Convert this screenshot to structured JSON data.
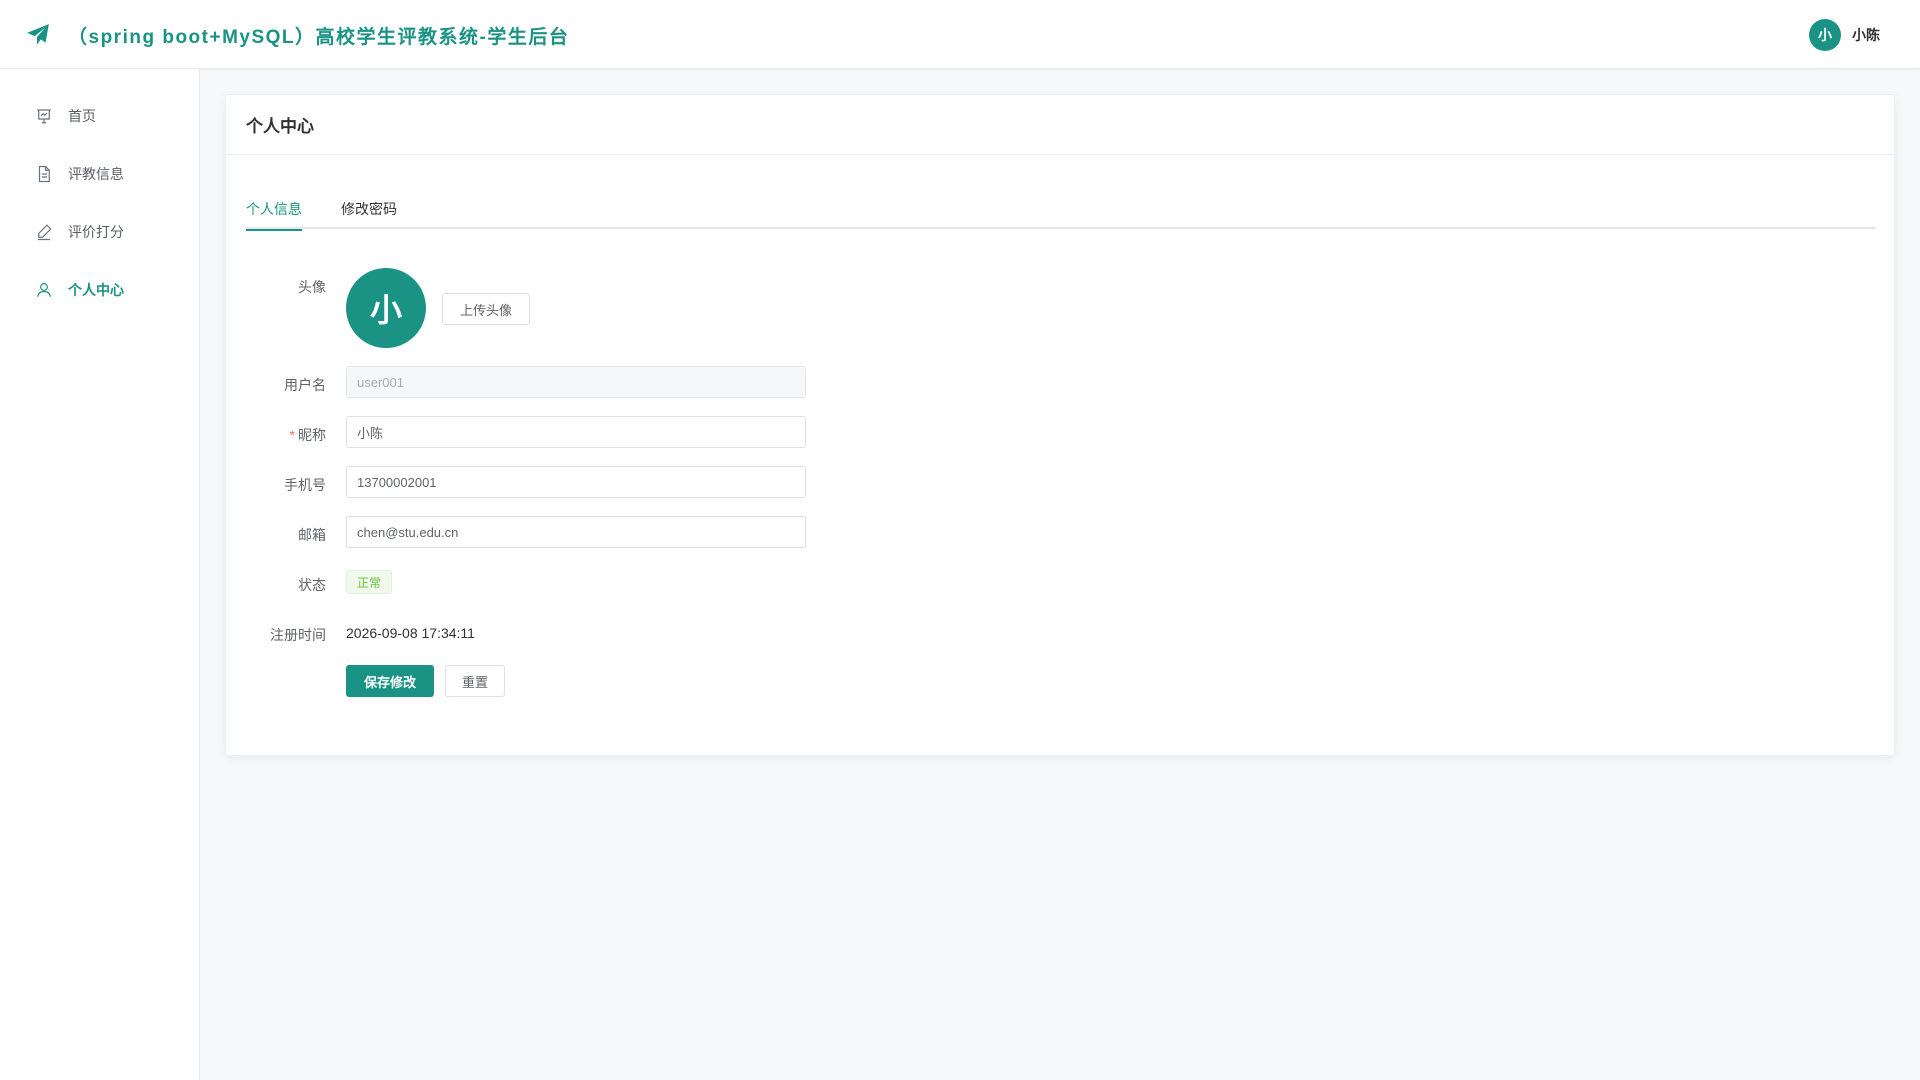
{
  "header": {
    "title": "（spring boot+MySQL）高校学生评教系统-学生后台",
    "logo_icon": "paper-plane-icon",
    "user_avatar_text": "小",
    "user_name": "小陈"
  },
  "sidebar": {
    "items": [
      {
        "label": "首页",
        "icon": "dashboard-icon",
        "active": false
      },
      {
        "label": "评教信息",
        "icon": "document-icon",
        "active": false
      },
      {
        "label": "评价打分",
        "icon": "edit-pen-icon",
        "active": false
      },
      {
        "label": "个人中心",
        "icon": "user-icon",
        "active": true
      }
    ]
  },
  "card": {
    "title": "个人中心",
    "tabs": [
      {
        "label": "个人信息",
        "active": true
      },
      {
        "label": "修改密码",
        "active": false
      }
    ]
  },
  "form": {
    "avatar_label": "头像",
    "avatar_text": "小",
    "upload_button": "上传头像",
    "username_label": "用户名",
    "username_value": "user001",
    "nickname_label": "昵称",
    "nickname_required": "*",
    "nickname_value": "小陈",
    "phone_label": "手机号",
    "phone_value": "13700002001",
    "email_label": "邮箱",
    "email_value": "chen@stu.edu.cn",
    "status_label": "状态",
    "status_value": "正常",
    "register_label": "注册时间",
    "register_value": "2026-09-08 17:34:11",
    "save_button": "保存修改",
    "reset_button": "重置"
  },
  "colors": {
    "accent": "#1a9384",
    "success": "#67c23a",
    "danger": "#f56c6c",
    "background": "#f6f8fa"
  }
}
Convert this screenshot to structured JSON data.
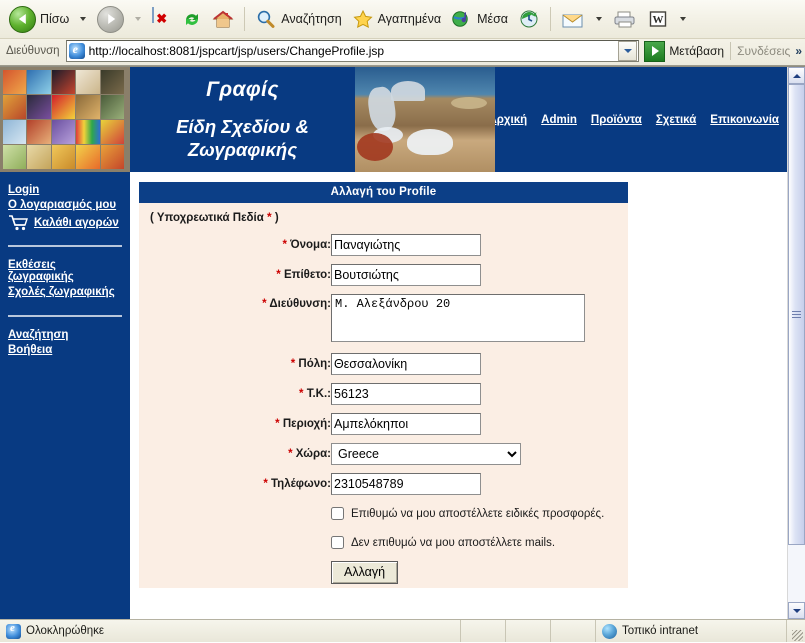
{
  "browser": {
    "toolbar": {
      "back_label": "Πίσω",
      "forward_label": "",
      "stop_icon": "stop-icon",
      "refresh_icon": "refresh-icon",
      "home_icon": "home-icon",
      "search_label": "Αναζήτηση",
      "favorites_label": "Αγαπημένα",
      "media_label": "Μέσα",
      "history_icon": "history-icon",
      "mail_icon": "mail-icon",
      "print_icon": "print-icon",
      "edit_icon": "word-edit-icon"
    },
    "address": {
      "label": "Διεύθυνση",
      "url": "http://localhost:8081/jspcart/jsp/users/ChangeProfile.jsp",
      "go_label": "Μετάβαση",
      "links_label": "Συνδέσεις",
      "overflow_label": "»"
    },
    "statusbar": {
      "status": "Ολοκληρώθηκε",
      "zone": "Τοπικό intranet"
    }
  },
  "site": {
    "banner": {
      "title_line1": "Γραφίς",
      "title_line2": "Είδη Σχεδίου &",
      "title_line3": "Ζωγραφικής"
    },
    "nav": [
      {
        "label": "Αρχική"
      },
      {
        "label": "Admin"
      },
      {
        "label": "Προϊόντα"
      },
      {
        "label": "Σχετικά"
      },
      {
        "label": "Επικοινωνία"
      }
    ],
    "sidebar": {
      "group1": [
        {
          "label": "Login"
        },
        {
          "label": "Ο λογαριασμός μου"
        }
      ],
      "cart_label": "Καλάθι αγορών",
      "group2": [
        {
          "label": "Εκθέσεις ζωγραφικής"
        },
        {
          "label": "Σχολές ζωγραφικής"
        }
      ],
      "group3": [
        {
          "label": "Αναζήτηση"
        },
        {
          "label": "Βοήθεια"
        }
      ]
    }
  },
  "form": {
    "title": "Αλλαγή του Profile",
    "required_note_prefix": "( Υποχρεωτικά Πεδία ",
    "required_note_star": "*",
    "required_note_suffix": " )",
    "star": "*",
    "fields": {
      "firstname": {
        "label": "Όνομα:",
        "value": "Παναγιώτης"
      },
      "lastname": {
        "label": "Επίθετο:",
        "value": "Βουτσιώτης"
      },
      "address": {
        "label": "Διεύθυνση:",
        "value": "Μ. Αλεξάνδρου 20"
      },
      "city": {
        "label": "Πόλη:",
        "value": "Θεσσαλονίκη"
      },
      "zip": {
        "label": "Τ.Κ.:",
        "value": "56123"
      },
      "area": {
        "label": "Περιοχή:",
        "value": "Αμπελόκηποι"
      },
      "country": {
        "label": "Χώρα:",
        "value": "Greece",
        "options": [
          "Greece"
        ]
      },
      "phone": {
        "label": "Τηλέφωνο:",
        "value": "2310548789"
      }
    },
    "checkboxes": [
      {
        "label": "Επιθυμώ να μου αποστέλλετε ειδικές προσφορές.",
        "checked": false
      },
      {
        "label": "Δεν επιθυμώ να μου αποστέλλετε mails.",
        "checked": false
      }
    ],
    "submit_label": "Αλλαγή"
  },
  "colors": {
    "brand_blue": "#083a82",
    "title_bar": "#0c3f87",
    "form_bg": "#fbeee4",
    "required_red": "#cc0000"
  }
}
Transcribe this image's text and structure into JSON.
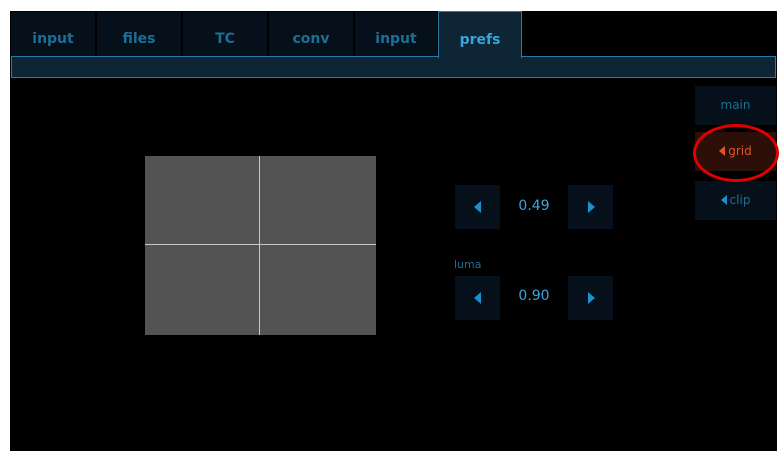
{
  "tabs": [
    {
      "label": "input",
      "active": false
    },
    {
      "label": "files",
      "active": false
    },
    {
      "label": "TC",
      "active": false
    },
    {
      "label": "conv",
      "active": false
    },
    {
      "label": "input",
      "active": false
    },
    {
      "label": "prefs",
      "active": true
    }
  ],
  "steppers": {
    "first": {
      "value": "0.49",
      "decrement_icon": "triangle-left",
      "increment_icon": "triangle-right"
    },
    "luma": {
      "label": "luma",
      "value": "0.90",
      "decrement_icon": "triangle-left",
      "increment_icon": "triangle-right"
    }
  },
  "side_menu": {
    "items": [
      {
        "label": "main",
        "icon": null,
        "selected": false
      },
      {
        "label": "grid",
        "icon": "triangle-left",
        "selected": true
      },
      {
        "label": "clip",
        "icon": "triangle-left",
        "selected": false
      }
    ]
  },
  "colors": {
    "background": "#000000",
    "tab_text": "#1b6f96",
    "tab_active_text": "#38a6d9",
    "accent_blue": "#1c8fd0",
    "selected_text": "#e0532a",
    "highlight_ring": "#e10000",
    "preview_fill": "#535353",
    "grid_line": "#c8c8c8"
  }
}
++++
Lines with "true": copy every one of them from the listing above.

        "active": true
        "active": true
      "active": true
        "selected": true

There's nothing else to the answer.